_EXERCISE_. Once the data has been read, restate all of it exactly.

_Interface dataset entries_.
[Start of section]

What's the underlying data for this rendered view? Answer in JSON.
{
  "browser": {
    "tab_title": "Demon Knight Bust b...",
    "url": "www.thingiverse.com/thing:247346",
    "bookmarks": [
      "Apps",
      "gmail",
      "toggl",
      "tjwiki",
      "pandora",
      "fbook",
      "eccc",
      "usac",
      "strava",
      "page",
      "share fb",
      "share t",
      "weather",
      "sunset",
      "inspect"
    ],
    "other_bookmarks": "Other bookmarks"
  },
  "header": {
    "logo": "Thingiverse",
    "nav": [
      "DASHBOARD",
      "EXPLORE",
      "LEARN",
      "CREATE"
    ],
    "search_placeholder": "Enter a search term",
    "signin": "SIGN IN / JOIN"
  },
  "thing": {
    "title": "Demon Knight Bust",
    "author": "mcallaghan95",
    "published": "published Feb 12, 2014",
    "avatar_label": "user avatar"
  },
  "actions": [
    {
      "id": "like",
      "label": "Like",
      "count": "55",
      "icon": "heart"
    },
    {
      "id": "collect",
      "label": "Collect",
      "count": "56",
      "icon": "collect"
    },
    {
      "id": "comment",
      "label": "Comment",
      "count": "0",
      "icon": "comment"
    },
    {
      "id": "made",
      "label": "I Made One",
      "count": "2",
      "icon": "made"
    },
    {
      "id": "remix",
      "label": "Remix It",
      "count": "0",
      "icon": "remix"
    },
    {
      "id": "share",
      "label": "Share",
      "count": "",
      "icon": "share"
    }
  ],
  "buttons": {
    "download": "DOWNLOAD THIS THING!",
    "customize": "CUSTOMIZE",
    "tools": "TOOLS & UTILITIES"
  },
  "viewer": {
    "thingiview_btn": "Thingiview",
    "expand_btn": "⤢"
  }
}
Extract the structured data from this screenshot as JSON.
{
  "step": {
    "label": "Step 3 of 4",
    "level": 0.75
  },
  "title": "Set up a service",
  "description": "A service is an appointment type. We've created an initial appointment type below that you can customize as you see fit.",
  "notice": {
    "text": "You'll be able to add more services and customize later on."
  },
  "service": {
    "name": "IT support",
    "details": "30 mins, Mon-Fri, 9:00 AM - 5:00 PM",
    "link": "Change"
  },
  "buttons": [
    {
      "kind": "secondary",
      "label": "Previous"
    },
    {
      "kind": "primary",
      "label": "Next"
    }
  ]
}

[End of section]

_RESULT FOR THIS EXERCISE_.
What's the underlying data for this rendered view? Answer in JSON.
{
  "browser": {
    "tab_title": "Demon Knight Bust b...",
    "url": "www.thingiverse.com/thing:247346",
    "bookmarks": [
      "Apps",
      "gmail",
      "toggl",
      "tjwiki",
      "pandora",
      "fbook",
      "eccc",
      "usac",
      "strava",
      "page",
      "share fb",
      "share t",
      "weather",
      "sunset",
      "inspect"
    ],
    "other_bookmarks": "Other bookmarks"
  },
  "header": {
    "logo": "Thingiverse",
    "nav": [
      "DASHBOARD",
      "EXPLORE",
      "LEARN",
      "CREATE"
    ],
    "search_placeholder": "Enter a search term",
    "signin": "SIGN IN / JOIN"
  },
  "thing": {
    "title": "Demon Knight Bust",
    "author": "mcallaghan95",
    "published": "published Feb 12, 2014",
    "avatar_label": "user avatar"
  },
  "actions": [
    {
      "id": "like",
      "label": "Like",
      "count": "55",
      "icon": "heart"
    },
    {
      "id": "collect",
      "label": "Collect",
      "count": "56",
      "icon": "collect"
    },
    {
      "id": "comment",
      "label": "Comment",
      "count": "0",
      "icon": "comment"
    },
    {
      "id": "made",
      "label": "I Made One",
      "count": "2",
      "icon": "made"
    },
    {
      "id": "remix",
      "label": "Remix It",
      "count": "0",
      "icon": "remix"
    },
    {
      "id": "share",
      "label": "Share",
      "count": "",
      "icon": "share"
    }
  ],
  "buttons": {
    "download": "DOWNLOAD THIS THING!",
    "customize": "CUSTOMIZE",
    "tools": "TOOLS & UTILITIES"
  },
  "viewer": {
    "thingiview_btn": "Thingiview",
    "expand_btn": "⤢"
  }
}
Extract the structured data from this screenshot as JSON.
{
  "step": {
    "label": "Step 3 of 4",
    "level": 0.75
  },
  "title": "Set up a service",
  "description": "A service is an appointment type. We've created an initial appointment type below that you can customize as you see fit.",
  "notice": {
    "text": "You'll be able to add more services and customize later on."
  },
  "service": {
    "name": "IT support",
    "details": "30 mins, Mon-Fri, 9:00 AM - 5:00 PM",
    "link": "Change"
  },
  "buttons": [
    {
      "kind": "secondary",
      "label": "Previous"
    },
    {
      "kind": "primary",
      "label": "Next"
    }
  ]
}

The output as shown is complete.